Norwegian newspaper VG - the offices of which were damaged in the bomb blast - was cleared by the PFU following complaints over massacre coverageCredit: Kristine Lowe
In statements released by the press council today, and published online, the PFU ruled that daily newspapers Dagsavisen and Stavanger Aftenblad breached its editorial code after publishing an image of a dead woman on their front pages the day after the attacks.
According to the press council's statements, translated using Google, it agreed that the image "has considerable strength and historical value" but felt there was "a pressing ethical obligation not to print the image".
Part 4.6 of the council's code of ethics states that newspapers must "consider how reports of accidents and criminal cases can affect the victims and their families".
"Do not identify victims or missing persons unless next of kin have been informed. Show respect for people in grief," it adds.

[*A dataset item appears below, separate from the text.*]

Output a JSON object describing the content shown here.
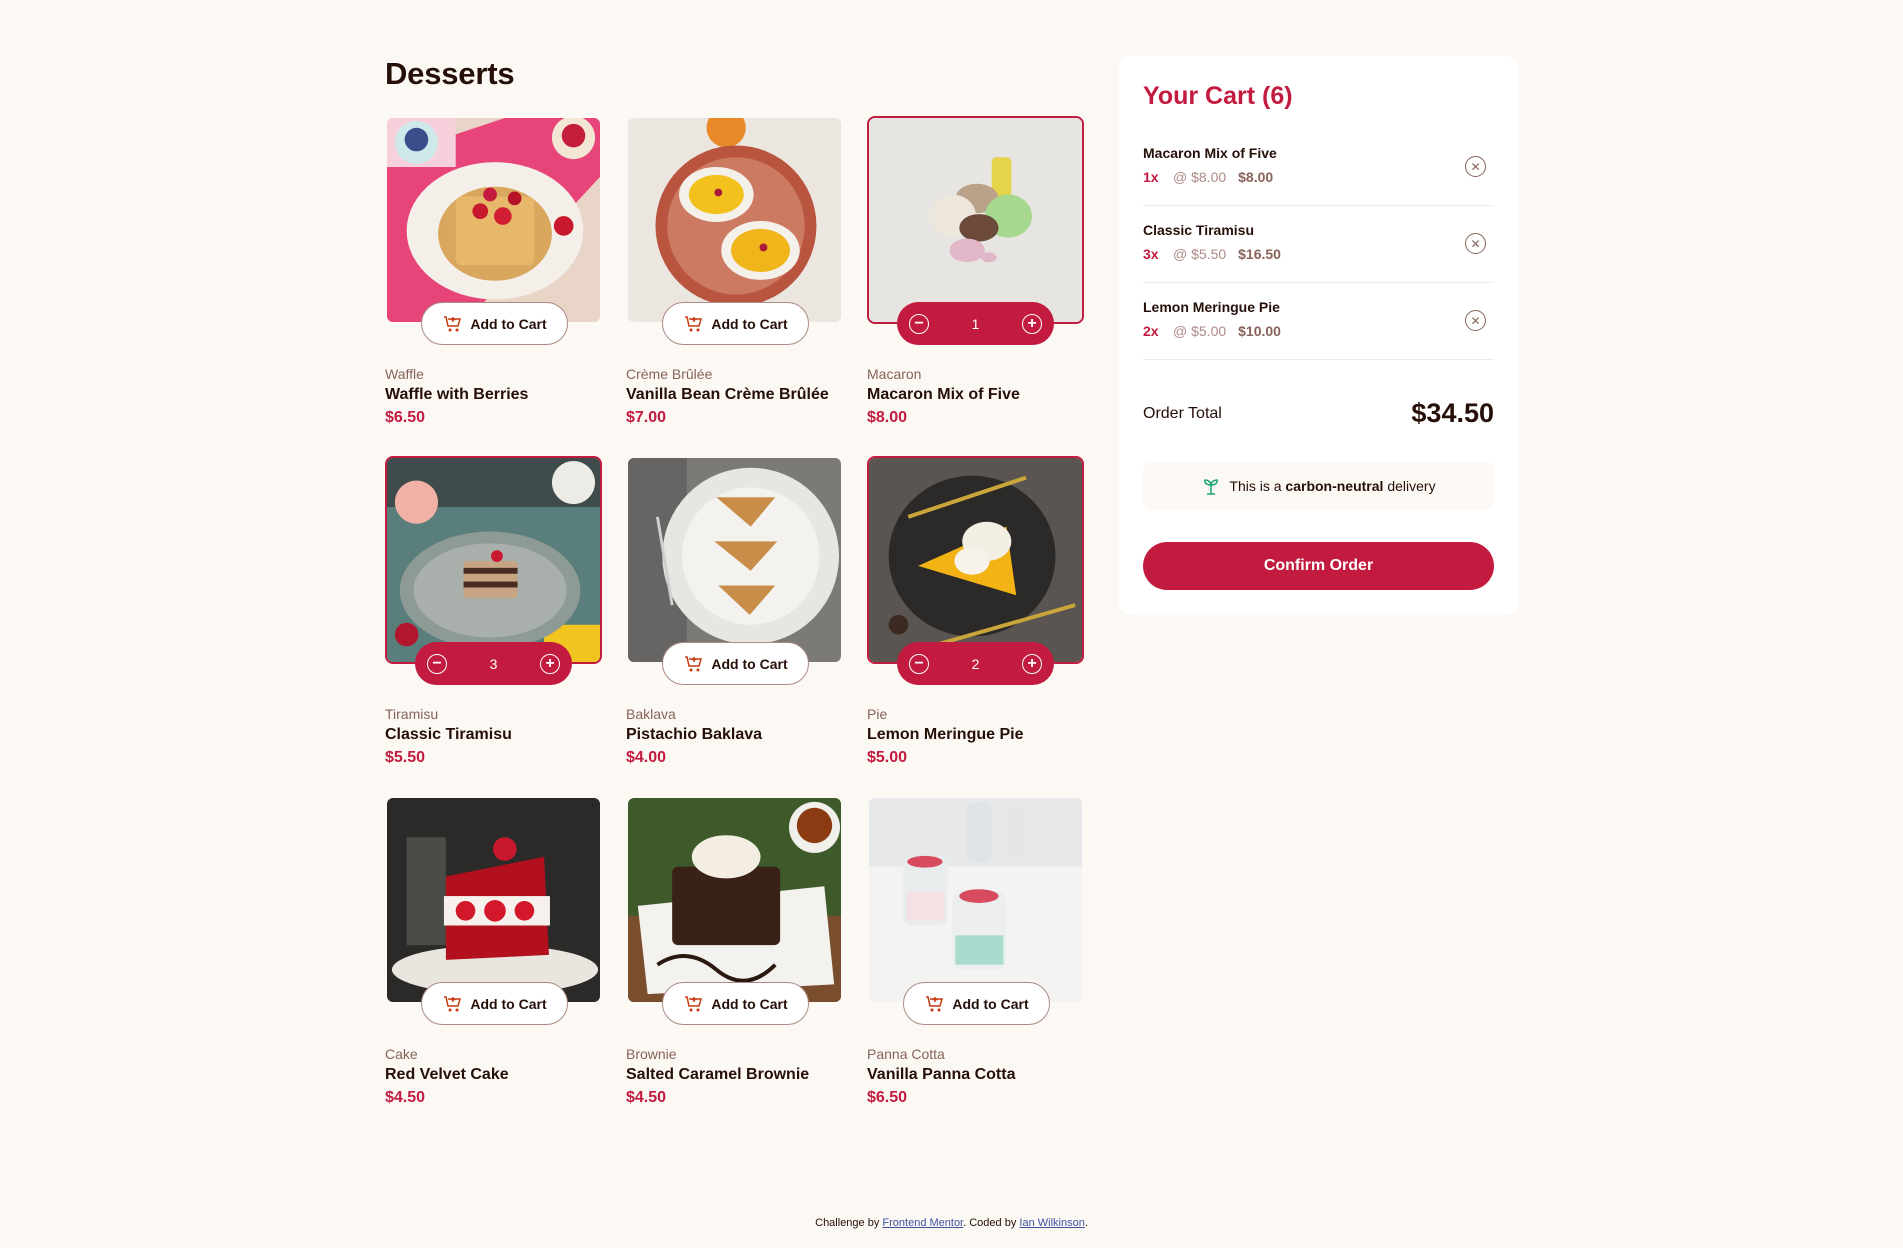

The four other complaint cases were found to not be in breach. These included the use of images of Anders Behring Breivik on 36 of Dagbladets' front pages, the use of reconstruction images by broadcaster NRK, and newspaper VG's use of images of the attack reconstruction, as well as separately the identification of an investigator in the case.
Commenting on case 200/11, which refers to the complaints about the use of reconstruction images by VG – the offices of which were damaged in the bomb blast – the council said it believes VG "has demonstrated sober, and not speculative, imagery by placing the most dramatic image far behind in the paper, and have a cover [in] which Breivik is a very small part and stands with [his] back to [you]".

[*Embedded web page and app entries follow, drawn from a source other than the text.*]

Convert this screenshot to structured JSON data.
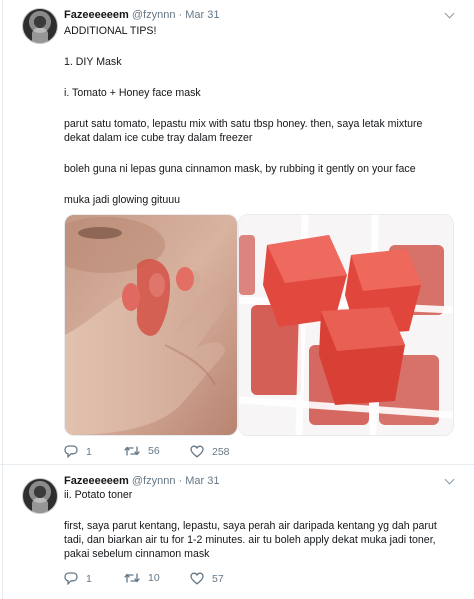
{
  "colors": {
    "accent": "#1da1f2",
    "muted": "#657786",
    "text": "#14171a"
  },
  "tweets": [
    {
      "display_name": "Fazeeeeeem",
      "handle": "@fzynnn",
      "separator": "·",
      "date": "Mar 31",
      "lines": [
        "ADDITIONAL TIPS!",
        "1. DIY Mask",
        "i. Tomato + Honey face mask",
        "parut satu tomato, lepastu mix with satu tbsp honey. then, saya letak mixture",
        "dekat dalam ice cube tray dalam freezer",
        "boleh guna ni lepas guna cinnamon mask, by rubbing it gently on your face",
        "muka jadi glowing gituuu"
      ],
      "media": [
        {
          "name": "face-photo",
          "icon": "photo"
        },
        {
          "name": "ice-cube-tray-photo",
          "icon": "photo"
        }
      ],
      "counts": {
        "reply": "1",
        "retweet": "56",
        "like": "258"
      }
    },
    {
      "display_name": "Fazeeeeeem",
      "handle": "@fzynnn",
      "separator": "·",
      "date": "Mar 31",
      "lines": [
        "ii. Potato toner",
        "first, saya parut kentang, lepastu, saya perah air daripada kentang yg dah parut",
        "tadi, dan biarkan air tu for 1-2 minutes. air tu boleh apply dekat muka jadi toner,",
        "pakai sebelum cinnamon mask"
      ],
      "counts": {
        "reply": "1",
        "retweet": "10",
        "like": "57"
      }
    }
  ]
}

In the UK the Press Complaints Commission received around 41 complaints relating to coverage of the Oslo bombing and attacks in July.
This included approximately 28 complaints about coverage in the Sun on 23 July 2011, under Clause 1 (Accuracy) of the Editors’ Code of Practice, but there was no breach found.
A total of eight complaints were made about images published in the Daily Mail, the Mail on Sunday and the Daily Telegraph, but no breach was found. The PCC also said that it did not receive a complaint from the families of those pictured.
A single complaint was made against the Daily Mirror for its article "Norway massacre: Mirror reporter first to visit Utoya", under Clause 5 of the code, but again was not found to breach the code.
According to the PCC, four complaints were also made by MP Frank Field about articles in the Guardian, the Wirral News, the Liverpool Daily Post and the Liverpool Echo, who argued that the articles were "inaccurate and misleading".
The PCC said the Guardian case was "resolved between the parties" and in the remaining cases "the commission ruled that the newspapers had offered a sufficient form of remedial action", as linked to above.
Free daily newsletter
- Why publishers should take measures to prevent a moral panic over virtual reality
- Why moral panic could be detrimental to the virtual reality industry
- Norway's largest local media company capitalised on digital subscriptions with a three stage plan
- Report outlines challenges and recommendations for ethical journalism in 2017 and beyond
- 5 key considerations for ethical virtual reality storytelling